Each Saturday I pass Bunker Man, holed up, keeping an eye on the streets. We never speak, but we nod in recognition. His pale blue eyes sparkle, incongruent with the flat affect of his body. Or perhaps it’s the sun glinting off the leaves of the crape myrtle overhead.

I am consumed with curiosity about his life. Does he have children? Has he lived anywhere other than against the brick building? What has life presented him with that he sits, day after day, watching? I will never ask. The rains have come and the temperature dips low at night. Where has Bunker Man gone?

Then there’s Jean. I don’t know why I think of her as Jean, no one ever spoke her name in front of me. Jean walks. In her natty old black ankle-length trench coat, she walks the streets of the city with her zombie-like gait, eyes fixed on the pavement three feet in front of her. Her straw-colored brittle hair is covered with a non-descript scarf, faded and jagged at the edges, knotted under her chin.

Her mouth works itself in a tartive sort of way, soundless, mysterious.
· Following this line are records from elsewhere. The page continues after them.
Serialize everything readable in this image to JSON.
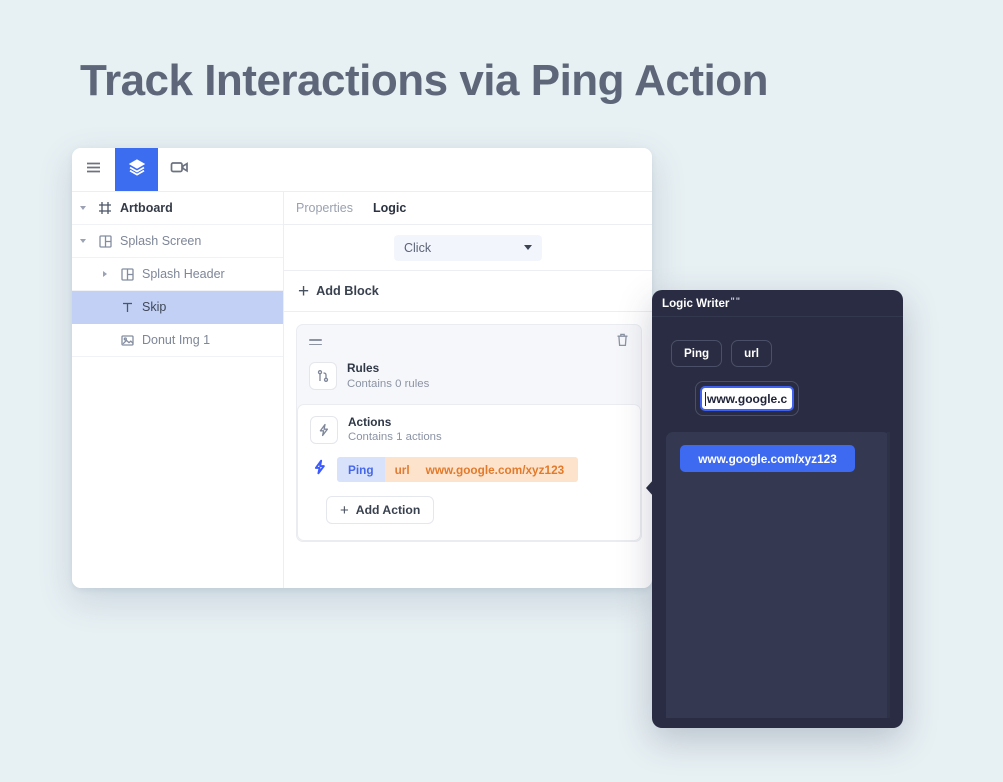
{
  "page": {
    "title": "Track Interactions via Ping Action",
    "background_color": "#e7f0f3",
    "title_color": "#5d6779"
  },
  "app": {
    "toolbar": {
      "items": [
        {
          "icon": "hamburger-menu-icon",
          "label": "Menu",
          "active": false
        },
        {
          "icon": "layers-icon",
          "label": "Layers",
          "active": true
        },
        {
          "icon": "video-camera-icon",
          "label": "Record",
          "active": false
        }
      ],
      "active_color": "#3c6df0"
    },
    "tree": {
      "items": [
        {
          "label": "Artboard",
          "icon": "artboard-frame-icon",
          "indent": 0,
          "caret": "down",
          "selected": false,
          "root": true
        },
        {
          "label": "Splash Screen",
          "icon": "layout-frame-icon",
          "indent": 0,
          "caret": "down",
          "selected": false,
          "root": false
        },
        {
          "label": "Splash Header",
          "icon": "layout-frame-icon",
          "indent": 1,
          "caret": "right",
          "selected": false,
          "root": false
        },
        {
          "label": "Skip",
          "icon": "text-type-icon",
          "indent": 2,
          "caret": "none",
          "selected": true,
          "root": false
        },
        {
          "label": "Donut Img 1",
          "icon": "image-icon",
          "indent": 2,
          "caret": "none",
          "selected": false,
          "root": false
        }
      ],
      "selected_color": "#c2d0f5"
    },
    "panel": {
      "tabs": [
        {
          "label": "Properties",
          "active": false
        },
        {
          "label": "Logic",
          "active": true
        }
      ],
      "trigger_select": {
        "value": "Click",
        "options": [
          "Click"
        ]
      },
      "add_block_label": "Add Block",
      "block": {
        "rules": {
          "title": "Rules",
          "subtitle": "Contains 0 rules",
          "icon": "rules-branch-icon"
        },
        "actions": {
          "title": "Actions",
          "subtitle": "Contains 1 actions",
          "icon": "action-bolt-icon"
        },
        "action_row": {
          "icon": "bolt-icon",
          "name": "Ping",
          "param_key": "url",
          "param_value": "www.google.com/xyz123",
          "name_color": "#4668e8",
          "name_bg": "#d8e2fb",
          "param_color": "#e27a2b",
          "param_bg": "#fde3cb"
        },
        "add_action_label": "Add Action",
        "delete_icon": "trash-icon",
        "drag_icon": "drag-handle-icon"
      }
    }
  },
  "logic_writer": {
    "title": "Logic Writer",
    "title_suffix": "\"\"",
    "chips": [
      {
        "label": "Ping"
      },
      {
        "label": "url"
      }
    ],
    "input": {
      "value": "www.google.c",
      "focused": true
    },
    "suggestions": [
      {
        "label": "www.google.com/xyz123"
      }
    ],
    "panel_color": "#292c42",
    "suggest_panel_color": "#343850",
    "accent_color": "#3d6af0"
  }
}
People shrink back slightly as they pass her, their nostrils narrow a bit as if readying themselves for a sour smell.

I smile when I pass her at one end of town or the other, marveling that she arrives on foot before me at the places I drive on the hottest, the coldest, and the wettest of days. She does not return my smile. She does not know I take comfort in the familiarity of her, or that I worry about someone harming her.

Jesus walks about town wrapped in a white sheet and little else. His beatific smile and golden curls remind me of a Renoir painting. His eyes are large blue saucers fringed with delicate blonde lashes. He carries a leather-bound Bible and blesses people. “Thank you,” I say. You can never have too many blessings. I wonder, in the cold months, will he don shoes and a coat? Does Jesus wear long johns?

For several weeks of my Saturday trek into town, Bunker Man hasn’t been on his stoop. The first week I thought perhaps he’d scraped together enough spare change to step out for a cup of coffee. The second week I looked around his “spot” for clues of his presence there, and found none. This, the third week, I stick my head into a small shop next to the stoop.

“The guy who lives just outside your shop on the stoop...” I begin.
“Oh, yeah,” the shop owner smiles, “he’s gone.”

My heart pounds. What fate has Bunker Man met, and why is this callused man smiling at his absence? Glad, perhaps, to be rid of another piece of urban blight next to his doorway? I set my jaw and narrow my eyes.

“Yes, I noticed that. Do you know what happened to him?”

The shop owner walks over to the door and leans against the frame. “His family came from Oregon. Brother and Mom, I think. Said they were going to take him home...that they had a trailer on some land for him. They’d been worried about him so far from the family.” The shop owner’s eyes are moist, and a soft smile plays on his lips. “I kinda miss the guy,” he says.

“Yeah,” I swallow around the lump in my throat, “me too.”

We stand for a moment, there in the doorway, honoring the memory of an enigmatic soul who’d been brought back into the folds of family. Instead of mourning an ending, we celebrate a new beginning. May life be well for you, Bunker Man.


  1. A nice heart warming story. Thanks!

  2. Very sweet. The Satellite people come alive in your descriptions. I'm realizing, the whole time while reading, I assumed this was an autobiographical story. It seems so real! Now I realize it may be fiction. I like the idea that you truly had these thoughts about these real people and that you really did speak to the shop owner and Bunker Man really was taken in by family. I notice how much I want to believe in the compassion in this story for I repsond with feelings of compassion myself...for others, especially people like those described here, and I feel a sense of hope for humanity. My only other for when to use "who" and "whom." Thanks for sharing! And how brave of you to put yourself out there as a writer! Good for you!